Brendan Hoffman, a freelance photojournalist, had his camera when he swung by the Maine Avenue fish market one afternoon last February. He snapped shots of two men working behind a counter, beneath a sign reading, "Our Crabs Have No Sand."
Eight months later, the photos are hanging at city hall.
Hoffman was drawn to the market, he said, "because it seems like a remnant from another time. It's so far removed from our common supermarket experience; it's different and unique."
He said that he got about $200 for his photographs and that the money wasn't the point.
"It's a nice thing to be part of, it's good for the resume, and I'm pleased to see the government taking an active role to encourage the arts," he said. The arts are "an easy thing to get rid of."
Sight: City Hall

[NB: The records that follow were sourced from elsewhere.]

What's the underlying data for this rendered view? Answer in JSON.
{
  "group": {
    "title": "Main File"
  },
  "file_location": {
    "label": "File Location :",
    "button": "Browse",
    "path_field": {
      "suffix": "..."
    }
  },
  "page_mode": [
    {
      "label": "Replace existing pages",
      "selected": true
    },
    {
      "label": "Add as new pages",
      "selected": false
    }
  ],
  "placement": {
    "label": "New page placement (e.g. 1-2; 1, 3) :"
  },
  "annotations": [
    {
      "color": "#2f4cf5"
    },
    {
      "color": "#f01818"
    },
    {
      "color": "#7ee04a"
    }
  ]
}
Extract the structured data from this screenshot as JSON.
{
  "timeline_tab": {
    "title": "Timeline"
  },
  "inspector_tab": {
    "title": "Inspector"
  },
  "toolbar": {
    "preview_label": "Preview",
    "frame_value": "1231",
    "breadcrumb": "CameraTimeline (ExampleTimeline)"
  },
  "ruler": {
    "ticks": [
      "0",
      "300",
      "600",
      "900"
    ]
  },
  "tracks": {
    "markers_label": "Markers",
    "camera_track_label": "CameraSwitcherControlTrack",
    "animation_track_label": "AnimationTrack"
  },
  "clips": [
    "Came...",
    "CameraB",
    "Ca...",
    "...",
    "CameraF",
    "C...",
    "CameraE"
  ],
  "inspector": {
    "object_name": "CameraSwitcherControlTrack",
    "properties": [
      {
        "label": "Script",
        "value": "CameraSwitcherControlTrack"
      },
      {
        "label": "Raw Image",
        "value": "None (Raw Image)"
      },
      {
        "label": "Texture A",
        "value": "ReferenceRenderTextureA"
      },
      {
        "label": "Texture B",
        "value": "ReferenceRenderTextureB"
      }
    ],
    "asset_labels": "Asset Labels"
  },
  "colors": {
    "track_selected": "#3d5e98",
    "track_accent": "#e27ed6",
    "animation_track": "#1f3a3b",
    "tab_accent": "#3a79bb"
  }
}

At last night's opening of the new City Hall Art Collection, Council Chair Linda Cropp talked about renovations to the District government's headquarters in the last decade. "You know when you move everything into a new house and you look around and you say something's missing?" she asked. According to Cropp, what's been missing from the John A. Wilson Building is the presence of local artists.
When the D.C. Commission on the Arts and Humanities' public art organizers dreamed up the idea for a City Hall Art Collection, they wanted something that would represent the talent in this city -- and no, not the oratory or political variety. This new collection does just that. It offers canvasses from the biggest names in the D.C.-area art scene, including Sam Gilliam, William Christenberry and Tim Tate. Gallery lovers, you'll find works by many artists you know on the walls.
And while any art collection that is meant to represent Washington wouldn't be complete without our shining stars, there's also something else at play here: a snapshot, or celebration, if you will, of life in Washington. Franz Jantzen's set of panoramic photographs of the C&O Canal, Javier Gil's topsy-turvy drawing of a Metro station, Jody Bergstresser's painting of the Tivoli Theater: it is these slices of Washington that -- when combined with the big shots -- make this collection a perfect public art installation for Washington's city hall.
Most of the 175 artworks on display are paintings, but several photographs, lithographs and a couple sculptures are littered throughout. I'd advise any art lover to start a tour from the building's fifth floor because the bright canvasses in the hallway by the mayor's suite are worth a considered look.
Spend some time with Victoria Restrepo's "Still Life with Hot Peppers," Jae Ko's "Untitled Red" and Max Hirshfield's photographs, but really this collection is best experienced by just wandering through the halls. Stop by the works that catch your eye and recognize that this beautiful canvas is just steps away from your councilmember's office.
That's really what public art is all about, isn't it?
--Julia Beizer (Nov. 1, 2006)